## What you should do
Repeat each entry. Keep every line exactly as it is.

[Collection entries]
-------
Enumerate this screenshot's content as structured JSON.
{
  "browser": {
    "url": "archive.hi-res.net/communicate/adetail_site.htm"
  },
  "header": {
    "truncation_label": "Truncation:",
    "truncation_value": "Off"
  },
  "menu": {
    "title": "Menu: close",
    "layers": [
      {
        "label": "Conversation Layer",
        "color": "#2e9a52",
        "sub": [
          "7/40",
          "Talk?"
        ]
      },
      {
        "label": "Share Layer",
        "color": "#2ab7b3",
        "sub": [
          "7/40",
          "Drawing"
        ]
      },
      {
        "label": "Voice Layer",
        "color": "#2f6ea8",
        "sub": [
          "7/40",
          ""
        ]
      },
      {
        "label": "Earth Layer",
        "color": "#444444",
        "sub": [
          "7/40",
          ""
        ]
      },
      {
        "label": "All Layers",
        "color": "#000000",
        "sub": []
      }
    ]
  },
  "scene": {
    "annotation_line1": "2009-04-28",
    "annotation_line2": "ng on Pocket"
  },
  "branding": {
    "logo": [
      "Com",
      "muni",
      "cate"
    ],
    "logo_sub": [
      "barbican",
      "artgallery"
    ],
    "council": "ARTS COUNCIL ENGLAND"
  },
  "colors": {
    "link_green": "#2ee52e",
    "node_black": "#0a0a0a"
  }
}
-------
## Response to this task
Enumerate this screenshot's content as structured JSON.
{
  "browser": {
    "url": "archive.hi-res.net/communicate/adetail_site.htm"
  },
  "header": {
    "truncation_label": "Truncation:",
    "truncation_value": "Off"
  },
  "menu": {
    "title": "Menu: close",
    "layers": [
      {
        "label": "Conversation Layer",
        "color": "#2e9a52",
        "sub": [
          "7/40",
          "Talk?"
        ]
      },
      {
        "label": "Share Layer",
        "color": "#2ab7b3",
        "sub": [
          "7/40",
          "Drawing"
        ]
      },
      {
        "label": "Voice Layer",
        "color": "#2f6ea8",
        "sub": [
          "7/40",
          ""
        ]
      },
      {
        "label": "Earth Layer",
        "color": "#444444",
        "sub": [
          "7/40",
          ""
        ]
      },
      {
        "label": "All Layers",
        "color": "#000000",
        "sub": []
      }
    ]
  },
  "scene": {
    "annotation_line1": "2009-04-28",
    "annotation_line2": "ng on Pocket"
  },
  "branding": {
    "logo": [
      "Com",
      "muni",
      "cate"
    ],
    "logo_sub": [
      "barbican",
      "artgallery"
    ],
    "council": "ARTS COUNCIL ENGLAND"
  },
  "colors": {
    "link_green": "#2ee52e",
    "node_black": "#0a0a0a"
  }
}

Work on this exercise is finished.